::: Data records :::
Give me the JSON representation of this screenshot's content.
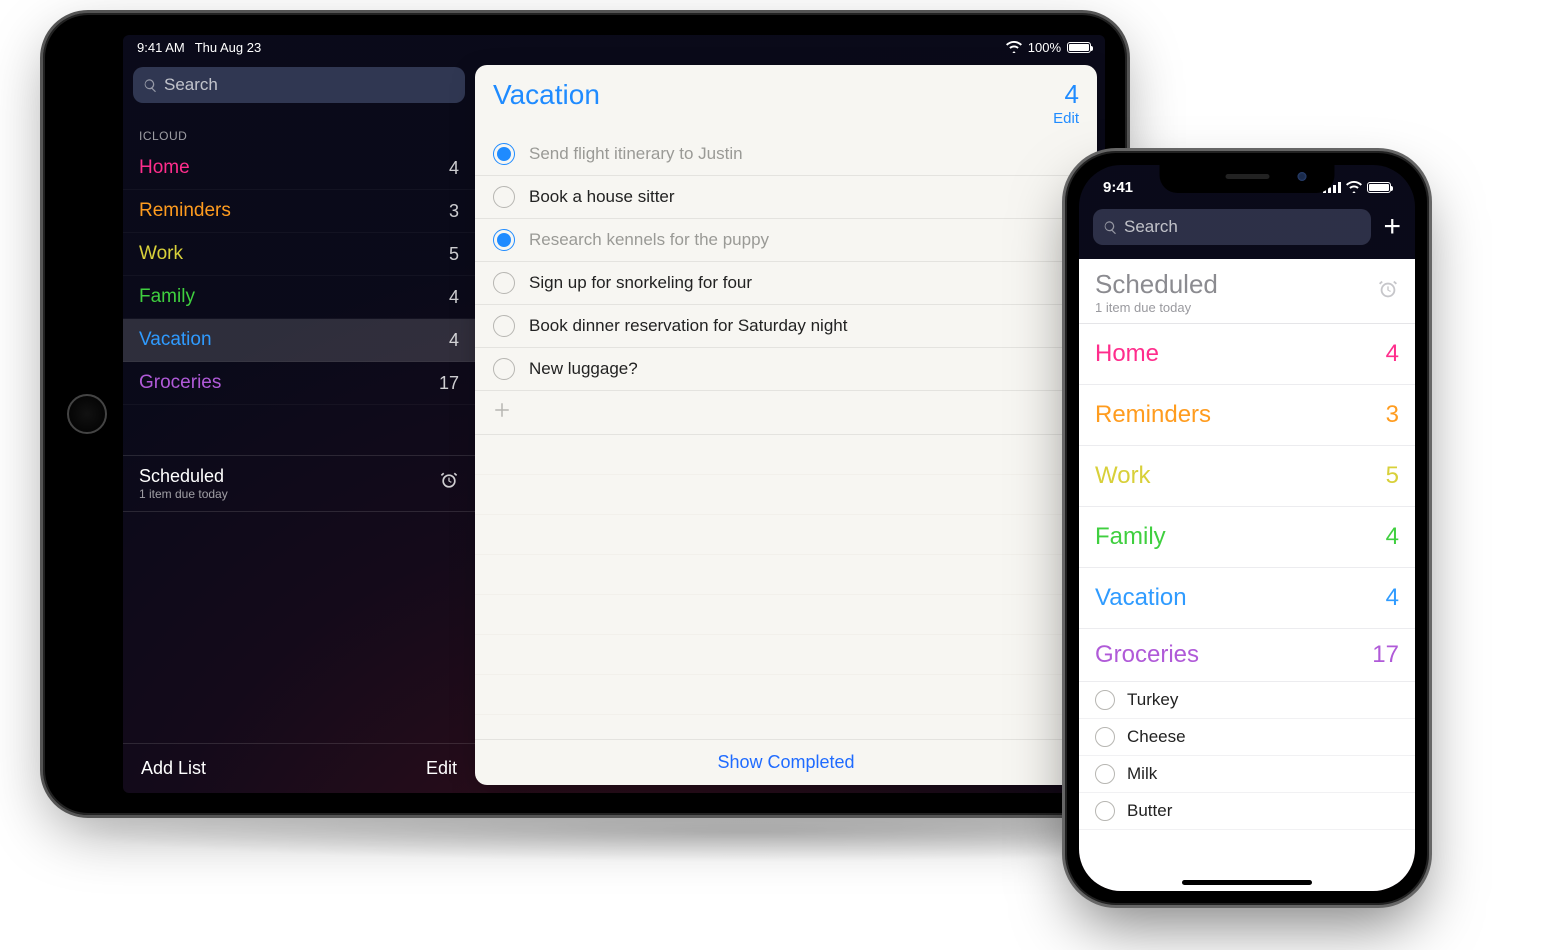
{
  "ipad": {
    "status": {
      "time": "9:41 AM",
      "date": "Thu Aug 23",
      "battery_text": "100%"
    },
    "sidebar": {
      "search_placeholder": "Search",
      "section_label": "ICLOUD",
      "lists": [
        {
          "name": "Home",
          "count": 4,
          "color": "#ff2d8c",
          "selected": false
        },
        {
          "name": "Reminders",
          "count": 3,
          "color": "#ff9c1f",
          "selected": false
        },
        {
          "name": "Work",
          "count": 5,
          "color": "#d8d03a",
          "selected": false
        },
        {
          "name": "Family",
          "count": 4,
          "color": "#3fcf3f",
          "selected": false
        },
        {
          "name": "Vacation",
          "count": 4,
          "color": "#2f9bff",
          "selected": true
        },
        {
          "name": "Groceries",
          "count": 17,
          "color": "#b05ad8",
          "selected": false
        }
      ],
      "scheduled": {
        "title": "Scheduled",
        "subtitle": "1 item due today"
      },
      "footer": {
        "add_list": "Add List",
        "edit": "Edit"
      }
    },
    "detail": {
      "title": "Vacation",
      "count": 4,
      "edit_label": "Edit",
      "items": [
        {
          "text": "Send flight itinerary to Justin",
          "active": true
        },
        {
          "text": "Book a house sitter",
          "active": false
        },
        {
          "text": "Research kennels for the puppy",
          "active": true
        },
        {
          "text": "Sign up for snorkeling for four",
          "active": false
        },
        {
          "text": "Book dinner reservation for Saturday night",
          "active": false
        },
        {
          "text": "New luggage?",
          "active": false
        }
      ],
      "footer_label": "Show Completed"
    }
  },
  "iphone": {
    "status": {
      "time": "9:41"
    },
    "search_placeholder": "Search",
    "scheduled": {
      "title": "Scheduled",
      "subtitle": "1 item due today"
    },
    "lists": [
      {
        "name": "Home",
        "count": 4,
        "color": "#ff2d8c"
      },
      {
        "name": "Reminders",
        "count": 3,
        "color": "#ff9c1f"
      },
      {
        "name": "Work",
        "count": 5,
        "color": "#d8d03a"
      },
      {
        "name": "Family",
        "count": 4,
        "color": "#3fcf3f"
      },
      {
        "name": "Vacation",
        "count": 4,
        "color": "#2f9bff"
      },
      {
        "name": "Groceries",
        "count": 17,
        "color": "#b05ad8"
      }
    ],
    "grocery_items": [
      {
        "text": "Turkey"
      },
      {
        "text": "Cheese"
      },
      {
        "text": "Milk"
      },
      {
        "text": "Butter"
      }
    ]
  }
}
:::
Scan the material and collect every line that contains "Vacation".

■ **Task solution**:
          "name": "Vacation",
      "title": "Vacation",
        "name": "Vacation",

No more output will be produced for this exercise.